Emotions of a tweet are performed by Syuzhet package which rates each dictionary word on a ten emotion index which includes anger, anticipation, disgust, fear, joy, sadness, surprise, trust, negative and positive. If we sum up the values of each word on the index. The emotional sentiment of all tweets can be presented on a bar graph.

cols <- c(“red”,”pink”,”green”,”orange”,”yellow”,”skyblue”,”purple”,”blue”,”black”,”grey”)

pepsi_sentimentsdf <- get_nrc_sentiment(names(pepsi_df))


main = “Pepsi”,col = cols,space = 0.05,horiz = F,angle = 45,cex.axis = 0.75,las = 2,srt = 60,border = NA)

cola_sentimentsdf <- get_nrc_sentiment(names(cola_df))


main = “Coca-Cola”,col = cols,space = 0.05,horiz = F,angle = 45,cex.axis = 0.75,las = 2,srt = 60,border = NA)

Emotional Analysis of customer’s tweets pepsi

Emotional Analysis of customer’s tweets coca cola


The above output is the display of all the emotion on a barplot of as it is quite clear from the barplot that positivity dominates for both the companies which further strengthens our above hypothesis. Continue tracking the changes in the graph can act as feedback towards a new product or an advertisement.
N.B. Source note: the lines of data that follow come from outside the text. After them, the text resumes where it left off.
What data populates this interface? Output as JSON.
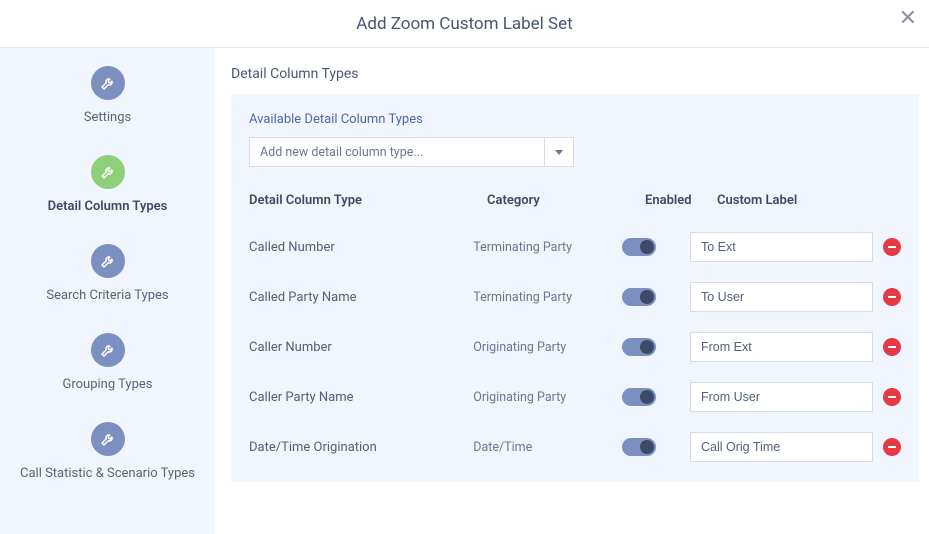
{
  "header": {
    "title": "Add Zoom Custom Label Set"
  },
  "sidebar": {
    "items": [
      {
        "label": "Settings",
        "active": false
      },
      {
        "label": "Detail Column Types",
        "active": true
      },
      {
        "label": "Search Criteria Types",
        "active": false
      },
      {
        "label": "Grouping Types",
        "active": false
      },
      {
        "label": "Call Statistic & Scenario Types",
        "active": false
      }
    ]
  },
  "section": {
    "title": "Detail Column Types",
    "available_label": "Available Detail Column Types",
    "select_placeholder": "Add new detail column type...",
    "columns": {
      "type": "Detail Column Type",
      "category": "Category",
      "enabled": "Enabled",
      "custom_label": "Custom Label"
    },
    "rows": [
      {
        "name": "Called Number",
        "category": "Terminating Party",
        "enabled": true,
        "label": "To Ext"
      },
      {
        "name": "Called Party Name",
        "category": "Terminating Party",
        "enabled": true,
        "label": "To User"
      },
      {
        "name": "Caller Number",
        "category": "Originating Party",
        "enabled": true,
        "label": "From Ext"
      },
      {
        "name": "Caller Party Name",
        "category": "Originating Party",
        "enabled": true,
        "label": "From User"
      },
      {
        "name": "Date/Time Origination",
        "category": "Date/Time",
        "enabled": true,
        "label": "Call Orig Time"
      }
    ]
  }
}
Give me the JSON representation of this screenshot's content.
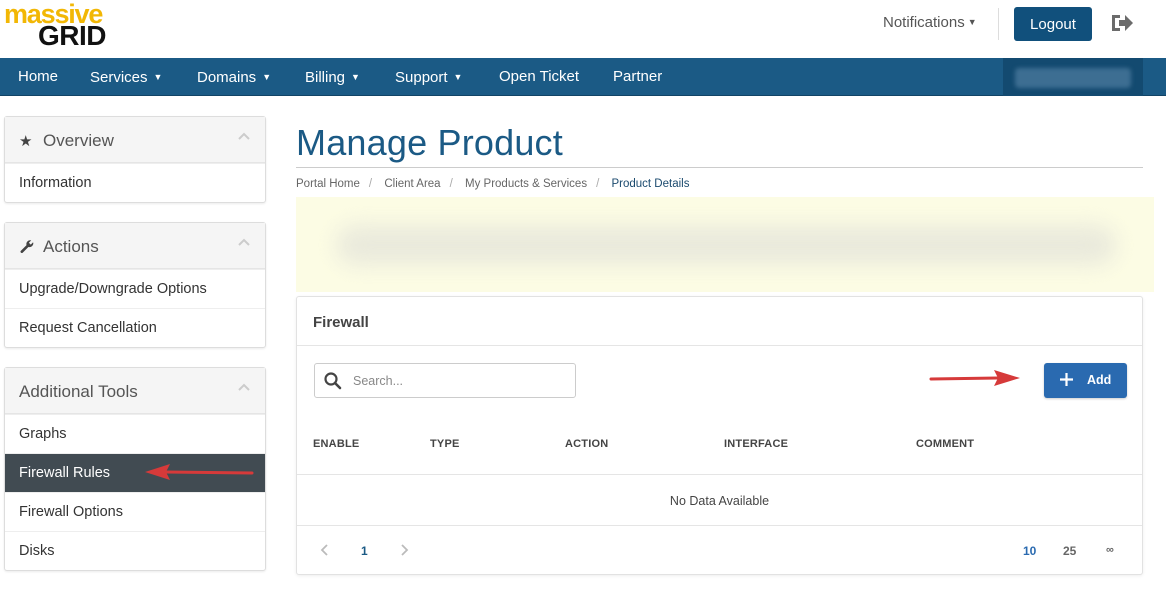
{
  "brand": {
    "logo_top": "massive",
    "logo_bottom": "GRID",
    "accent": "#f2b705",
    "primary": "#1b5a85"
  },
  "header": {
    "notifications_label": "Notifications",
    "logout_label": "Logout",
    "signout_icon": "sign-out-icon"
  },
  "nav": {
    "items": [
      {
        "label": "Home",
        "dropdown": false
      },
      {
        "label": "Services",
        "dropdown": true
      },
      {
        "label": "Domains",
        "dropdown": true
      },
      {
        "label": "Billing",
        "dropdown": true
      },
      {
        "label": "Support",
        "dropdown": true
      },
      {
        "label": "Open Ticket",
        "dropdown": false
      },
      {
        "label": "Partner",
        "dropdown": false
      }
    ]
  },
  "sidebar": {
    "overview": {
      "title": "Overview",
      "icon": "star-icon",
      "items": [
        "Information"
      ]
    },
    "actions": {
      "title": "Actions",
      "icon": "wrench-icon",
      "items": [
        "Upgrade/Downgrade Options",
        "Request Cancellation"
      ]
    },
    "tools": {
      "title": "Additional Tools",
      "items": [
        "Graphs",
        "Firewall Rules",
        "Firewall Options",
        "Disks"
      ],
      "active": "Firewall Rules"
    }
  },
  "page": {
    "title": "Manage Product",
    "breadcrumb": [
      "Portal Home",
      "Client Area",
      "My Products & Services",
      "Product Details"
    ]
  },
  "firewall": {
    "title": "Firewall",
    "search_placeholder": "Search...",
    "add_label": "Add",
    "columns": [
      "ENABLE",
      "TYPE",
      "ACTION",
      "INTERFACE",
      "COMMENT"
    ],
    "empty_text": "No Data Available",
    "pagination": {
      "current_page": "1",
      "page_sizes": [
        "10",
        "25",
        "∞"
      ],
      "active_size": "10"
    }
  }
}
Most frequent words

word_pepsi_df$words <- factor(word_pepsi_df$words, levels = word_pepsi_df$words[order(word_pepsi_df$freq)])

word_cola_df$words <- factor(word_cola_df$words, levels = word_cola_df$words[order(word_cola_df$freq)])
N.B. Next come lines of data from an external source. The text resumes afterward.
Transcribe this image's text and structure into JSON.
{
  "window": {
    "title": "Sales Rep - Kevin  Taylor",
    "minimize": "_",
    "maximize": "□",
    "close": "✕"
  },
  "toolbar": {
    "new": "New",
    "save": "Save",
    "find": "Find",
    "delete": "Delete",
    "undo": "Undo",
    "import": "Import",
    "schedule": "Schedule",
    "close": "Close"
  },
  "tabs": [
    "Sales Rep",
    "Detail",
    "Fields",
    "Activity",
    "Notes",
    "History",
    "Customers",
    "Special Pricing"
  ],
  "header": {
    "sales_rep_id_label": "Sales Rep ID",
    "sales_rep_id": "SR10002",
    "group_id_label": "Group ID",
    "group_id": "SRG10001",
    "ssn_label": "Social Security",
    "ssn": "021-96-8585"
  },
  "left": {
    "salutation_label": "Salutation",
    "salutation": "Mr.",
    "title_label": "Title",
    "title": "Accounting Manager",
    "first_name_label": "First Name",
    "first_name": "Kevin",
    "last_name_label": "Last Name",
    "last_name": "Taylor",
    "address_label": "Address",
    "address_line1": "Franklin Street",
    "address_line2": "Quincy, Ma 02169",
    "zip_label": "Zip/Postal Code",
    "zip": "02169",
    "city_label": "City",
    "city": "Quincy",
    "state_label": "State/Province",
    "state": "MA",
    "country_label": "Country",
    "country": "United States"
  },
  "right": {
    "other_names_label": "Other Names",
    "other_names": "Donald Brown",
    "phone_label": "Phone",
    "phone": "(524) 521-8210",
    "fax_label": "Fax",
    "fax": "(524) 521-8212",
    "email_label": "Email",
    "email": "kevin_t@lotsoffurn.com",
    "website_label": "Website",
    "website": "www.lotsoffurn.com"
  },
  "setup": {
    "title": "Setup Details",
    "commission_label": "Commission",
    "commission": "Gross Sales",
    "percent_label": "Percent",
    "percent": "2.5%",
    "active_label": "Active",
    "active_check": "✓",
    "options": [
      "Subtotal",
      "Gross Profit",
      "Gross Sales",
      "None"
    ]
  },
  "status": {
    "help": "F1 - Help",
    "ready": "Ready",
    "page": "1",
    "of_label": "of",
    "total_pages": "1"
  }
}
ggplot(word_pepsi_df[1:15,],aes(x = freq, y = words)) + geom_bar(stat = “identity”, color = “#C4961A”,fill = “#C4961A”) + theme_minimal() + ggtitle(“Pepsi”)

ggplot(word_cola_df[1:15,],aes(x = freq, y = words)) + geom_bar(stat = “identity”, color = “#C4961A”,fill = “#C4961A”) + theme_minimal() + ggtitle(“Coca-Cola”)

createNgram <-function(stringVector, ngramSize){

ngram <- data.table()

ng <- textcnt(stringVector, method = “string”, n=ngramSize, tolower = FALSE)


ngram <- data.table(w1 = names(ng), freq = unclass(ng), length=nchar(names(ng)))


else {

ngram <- data.table(w1w2 = names(ng), freq = unclass(ng), length=nchar(names(ng)))




pepsi_bigrams_df <- createNgram(pepsi_clean_df$text,2)

cola_bigrams_df <- createNgram(cola_clean_df$text,2)

pepsi_bigrams_df$w1w2 <- factor(pepsi_bigrams_df$w1w2,levels = pepsi_bigrams_df$w1w2[order(pepsi_bigrams_df$freq)])

cola_bigrams_df$w1w2 <- factor(cola_bigrams_df$w1w2,levels = cola_bigrams_df$w1w2[order(cola_bigrams_df$freq)])

names(pepsi_bigrams_df) <- c(“words”, “freq”, “length”)

names(cola_bigrams_df) <- c(“words”, “freq”, “length”)

ggplot(pepsi_bigrams_df[1:15,],aes(x = freq, y = words)) + geom_bar(stat = “identity”, color = “#00AFBB”,fill = “#00AFBB”) + theme_minimal() + ggtitle(“Pepsi”)

ggplot(cola_bigrams_df[1:15,],aes(x = freq, y = words)) + geom_bar(stat = “identity”, color = “#00AFBB”,fill = “#00AFBB”) + theme_minimal() + ggtitle(“Coca-Cola”)


frequent words


frequent words coca cola



Bigrams are pair of words which are created when the sentences are broken two words at a time. It is beneficial to get the context of the word as a single word generally doesn’t provide any context.

pepsi bigram
coca cola bigram


As we can see that from the available social media engagement companies can analyze the sentiments of their customers and create business strategies accordingly. The above analysis can be used to see the direct impact of a companies decision say launching of a product line.

The media shown in this article are not owned by Analytics Vidhya and is used at the Author’s discretion.

You can also read this article on our Mobile APP Get it on Google Play